((

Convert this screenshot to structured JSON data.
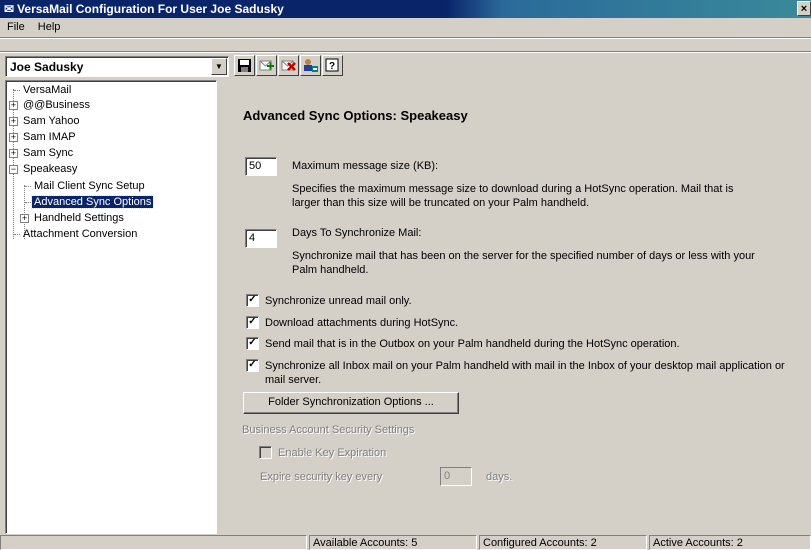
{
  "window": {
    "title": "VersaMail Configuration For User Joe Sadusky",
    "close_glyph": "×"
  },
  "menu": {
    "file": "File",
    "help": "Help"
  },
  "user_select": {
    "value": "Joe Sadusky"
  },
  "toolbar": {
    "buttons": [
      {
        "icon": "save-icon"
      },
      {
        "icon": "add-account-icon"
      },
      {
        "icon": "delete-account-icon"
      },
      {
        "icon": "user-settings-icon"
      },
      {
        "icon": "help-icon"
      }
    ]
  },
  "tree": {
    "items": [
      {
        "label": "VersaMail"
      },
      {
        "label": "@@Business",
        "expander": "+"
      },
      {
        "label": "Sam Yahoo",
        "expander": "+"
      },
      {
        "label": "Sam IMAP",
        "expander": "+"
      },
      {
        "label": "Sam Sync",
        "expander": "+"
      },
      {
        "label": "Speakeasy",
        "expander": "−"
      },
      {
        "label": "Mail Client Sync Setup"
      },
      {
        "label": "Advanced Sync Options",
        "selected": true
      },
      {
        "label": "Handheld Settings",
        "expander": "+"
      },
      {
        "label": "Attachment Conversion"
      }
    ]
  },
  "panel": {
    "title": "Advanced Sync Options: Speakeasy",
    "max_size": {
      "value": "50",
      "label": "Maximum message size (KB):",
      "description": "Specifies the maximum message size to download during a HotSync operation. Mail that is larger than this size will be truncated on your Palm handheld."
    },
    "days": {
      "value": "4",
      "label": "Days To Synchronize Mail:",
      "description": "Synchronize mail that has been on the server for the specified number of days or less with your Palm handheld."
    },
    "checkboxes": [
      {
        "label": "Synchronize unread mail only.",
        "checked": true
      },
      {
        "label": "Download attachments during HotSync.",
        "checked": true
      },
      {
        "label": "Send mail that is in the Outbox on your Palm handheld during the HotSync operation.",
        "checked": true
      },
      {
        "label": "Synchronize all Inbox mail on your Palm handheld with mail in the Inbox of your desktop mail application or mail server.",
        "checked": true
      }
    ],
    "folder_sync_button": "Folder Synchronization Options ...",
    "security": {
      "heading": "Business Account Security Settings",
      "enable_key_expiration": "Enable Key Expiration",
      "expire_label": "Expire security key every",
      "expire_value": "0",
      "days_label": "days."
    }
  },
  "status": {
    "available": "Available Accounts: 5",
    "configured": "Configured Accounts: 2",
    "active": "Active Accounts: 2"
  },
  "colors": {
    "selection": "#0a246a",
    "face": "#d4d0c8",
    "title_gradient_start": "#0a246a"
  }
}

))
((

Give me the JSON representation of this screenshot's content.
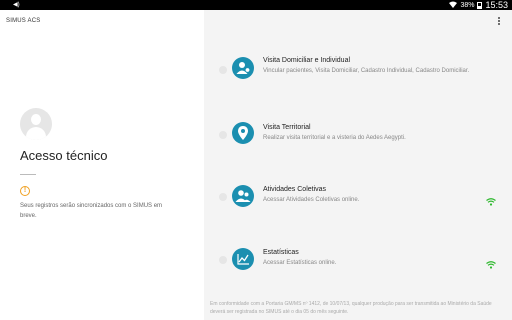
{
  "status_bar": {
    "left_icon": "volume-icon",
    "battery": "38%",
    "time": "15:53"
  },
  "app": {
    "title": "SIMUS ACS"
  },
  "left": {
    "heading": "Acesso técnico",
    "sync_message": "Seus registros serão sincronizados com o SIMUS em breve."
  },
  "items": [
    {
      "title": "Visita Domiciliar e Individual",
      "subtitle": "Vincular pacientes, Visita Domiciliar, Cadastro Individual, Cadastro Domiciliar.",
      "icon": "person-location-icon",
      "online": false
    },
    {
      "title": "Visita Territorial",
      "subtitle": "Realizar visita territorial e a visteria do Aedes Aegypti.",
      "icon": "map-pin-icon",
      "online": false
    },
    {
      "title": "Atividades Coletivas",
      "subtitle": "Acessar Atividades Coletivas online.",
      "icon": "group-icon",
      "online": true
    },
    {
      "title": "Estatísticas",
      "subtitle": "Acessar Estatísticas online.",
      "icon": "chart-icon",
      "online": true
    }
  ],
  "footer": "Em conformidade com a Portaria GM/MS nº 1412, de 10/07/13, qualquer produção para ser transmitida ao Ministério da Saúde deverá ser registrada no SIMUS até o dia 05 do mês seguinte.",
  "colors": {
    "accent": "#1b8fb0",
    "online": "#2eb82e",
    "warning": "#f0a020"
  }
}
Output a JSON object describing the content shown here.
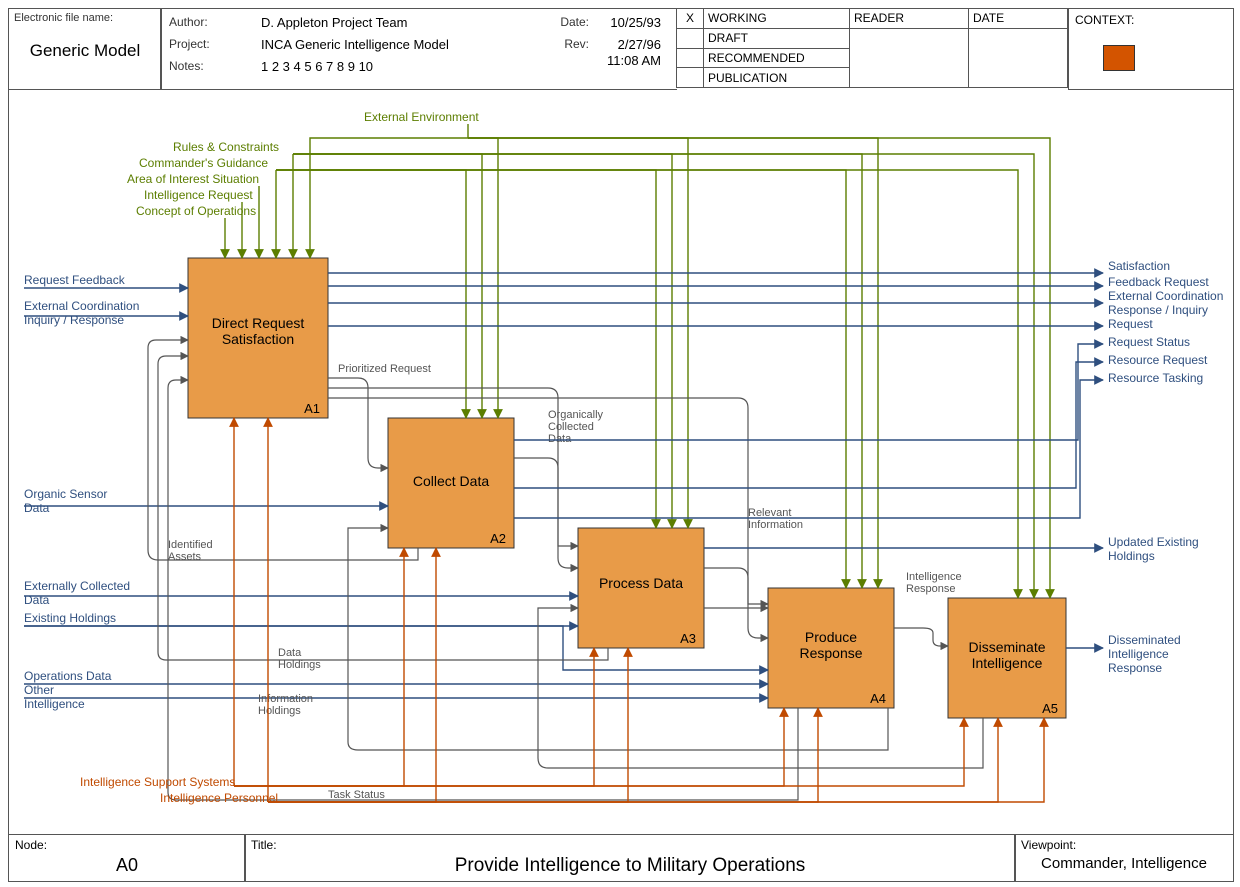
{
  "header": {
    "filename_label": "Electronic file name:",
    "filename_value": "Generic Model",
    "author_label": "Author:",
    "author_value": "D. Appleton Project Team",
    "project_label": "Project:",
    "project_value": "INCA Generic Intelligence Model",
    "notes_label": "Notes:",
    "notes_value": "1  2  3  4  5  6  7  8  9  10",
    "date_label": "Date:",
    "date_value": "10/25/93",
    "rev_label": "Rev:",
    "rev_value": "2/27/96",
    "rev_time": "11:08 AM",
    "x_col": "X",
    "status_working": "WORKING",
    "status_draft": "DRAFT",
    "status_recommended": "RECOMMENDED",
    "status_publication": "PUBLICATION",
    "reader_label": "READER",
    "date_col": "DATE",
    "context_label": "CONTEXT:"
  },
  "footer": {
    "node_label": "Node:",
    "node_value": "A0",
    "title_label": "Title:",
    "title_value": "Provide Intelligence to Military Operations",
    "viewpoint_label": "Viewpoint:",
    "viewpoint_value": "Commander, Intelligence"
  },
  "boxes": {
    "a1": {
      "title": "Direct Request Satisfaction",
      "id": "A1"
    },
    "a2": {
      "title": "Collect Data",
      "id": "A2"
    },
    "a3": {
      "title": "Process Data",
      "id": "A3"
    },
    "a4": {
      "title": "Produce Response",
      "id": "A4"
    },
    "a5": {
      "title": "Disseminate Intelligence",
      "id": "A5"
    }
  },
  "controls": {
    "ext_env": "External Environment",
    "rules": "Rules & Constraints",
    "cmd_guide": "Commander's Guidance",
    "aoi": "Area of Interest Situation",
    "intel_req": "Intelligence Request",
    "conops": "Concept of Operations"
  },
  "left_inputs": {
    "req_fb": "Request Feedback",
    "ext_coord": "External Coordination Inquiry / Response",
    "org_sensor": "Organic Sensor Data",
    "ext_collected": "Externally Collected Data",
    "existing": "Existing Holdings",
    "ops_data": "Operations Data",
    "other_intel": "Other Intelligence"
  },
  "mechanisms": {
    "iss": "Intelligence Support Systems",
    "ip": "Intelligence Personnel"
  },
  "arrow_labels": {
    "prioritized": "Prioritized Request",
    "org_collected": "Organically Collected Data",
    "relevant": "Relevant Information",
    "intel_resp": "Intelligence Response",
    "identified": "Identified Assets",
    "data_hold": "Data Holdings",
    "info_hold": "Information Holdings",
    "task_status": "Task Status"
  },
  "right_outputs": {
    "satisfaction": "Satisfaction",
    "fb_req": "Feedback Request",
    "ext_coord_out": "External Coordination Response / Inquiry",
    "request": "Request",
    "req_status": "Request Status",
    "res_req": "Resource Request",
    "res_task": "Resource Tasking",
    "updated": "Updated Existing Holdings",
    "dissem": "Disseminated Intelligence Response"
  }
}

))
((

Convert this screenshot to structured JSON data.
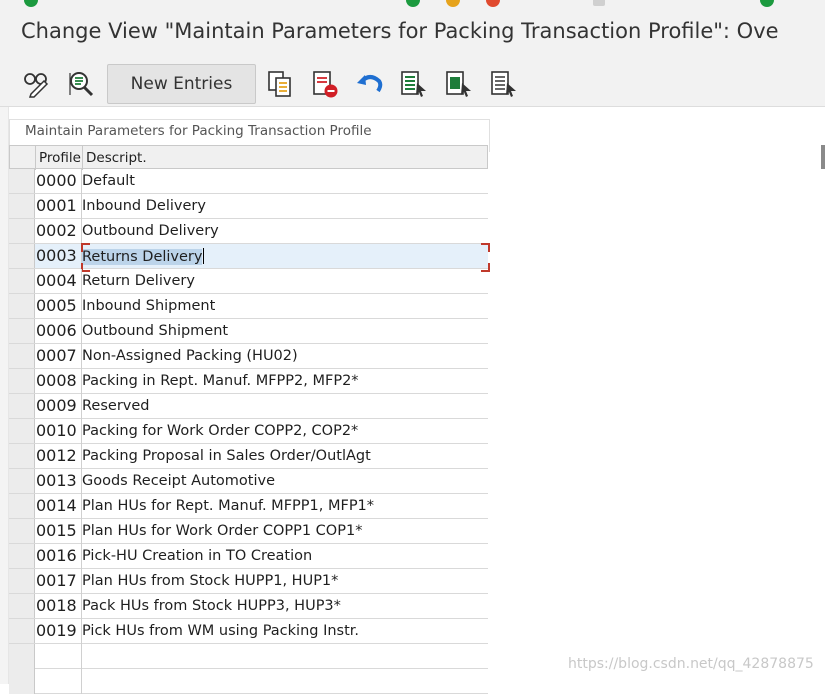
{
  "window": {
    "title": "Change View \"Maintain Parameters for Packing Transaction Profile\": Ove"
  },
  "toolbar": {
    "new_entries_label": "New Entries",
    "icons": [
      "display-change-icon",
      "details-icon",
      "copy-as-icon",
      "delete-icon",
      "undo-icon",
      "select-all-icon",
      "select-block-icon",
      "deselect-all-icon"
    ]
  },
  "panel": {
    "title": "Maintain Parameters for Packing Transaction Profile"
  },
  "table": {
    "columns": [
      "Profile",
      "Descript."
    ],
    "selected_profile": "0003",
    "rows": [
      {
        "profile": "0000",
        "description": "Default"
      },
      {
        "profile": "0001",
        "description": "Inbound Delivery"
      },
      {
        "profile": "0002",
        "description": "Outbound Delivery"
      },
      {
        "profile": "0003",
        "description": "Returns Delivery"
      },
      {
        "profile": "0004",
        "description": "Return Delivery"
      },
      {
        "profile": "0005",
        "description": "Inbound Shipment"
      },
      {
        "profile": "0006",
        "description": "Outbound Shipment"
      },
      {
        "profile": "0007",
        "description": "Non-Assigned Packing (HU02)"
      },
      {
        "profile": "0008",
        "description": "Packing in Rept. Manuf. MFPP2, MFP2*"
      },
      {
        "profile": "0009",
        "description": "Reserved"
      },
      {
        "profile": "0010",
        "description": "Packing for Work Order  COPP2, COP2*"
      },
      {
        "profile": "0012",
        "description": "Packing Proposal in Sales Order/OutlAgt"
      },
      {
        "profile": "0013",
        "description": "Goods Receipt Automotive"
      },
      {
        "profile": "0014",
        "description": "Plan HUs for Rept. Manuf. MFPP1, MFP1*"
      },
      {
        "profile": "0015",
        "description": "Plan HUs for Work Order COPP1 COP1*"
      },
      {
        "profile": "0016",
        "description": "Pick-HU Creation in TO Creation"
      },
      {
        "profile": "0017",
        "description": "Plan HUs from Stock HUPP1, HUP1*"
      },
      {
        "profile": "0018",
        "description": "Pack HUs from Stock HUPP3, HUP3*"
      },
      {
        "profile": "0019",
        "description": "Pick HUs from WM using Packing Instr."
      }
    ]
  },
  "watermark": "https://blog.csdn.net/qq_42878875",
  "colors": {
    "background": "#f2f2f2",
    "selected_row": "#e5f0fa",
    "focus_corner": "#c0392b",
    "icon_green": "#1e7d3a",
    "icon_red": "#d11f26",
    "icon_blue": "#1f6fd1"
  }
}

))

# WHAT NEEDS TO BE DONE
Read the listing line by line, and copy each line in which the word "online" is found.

# ANSWER BOX
      "online": false
      "online": false
      "subtitle": "Acessar Atividades Coletivas online.",
      "online": true
      "subtitle": "Acessar Estatísticas online.",
      "online": true
    "online": "#2eb82e",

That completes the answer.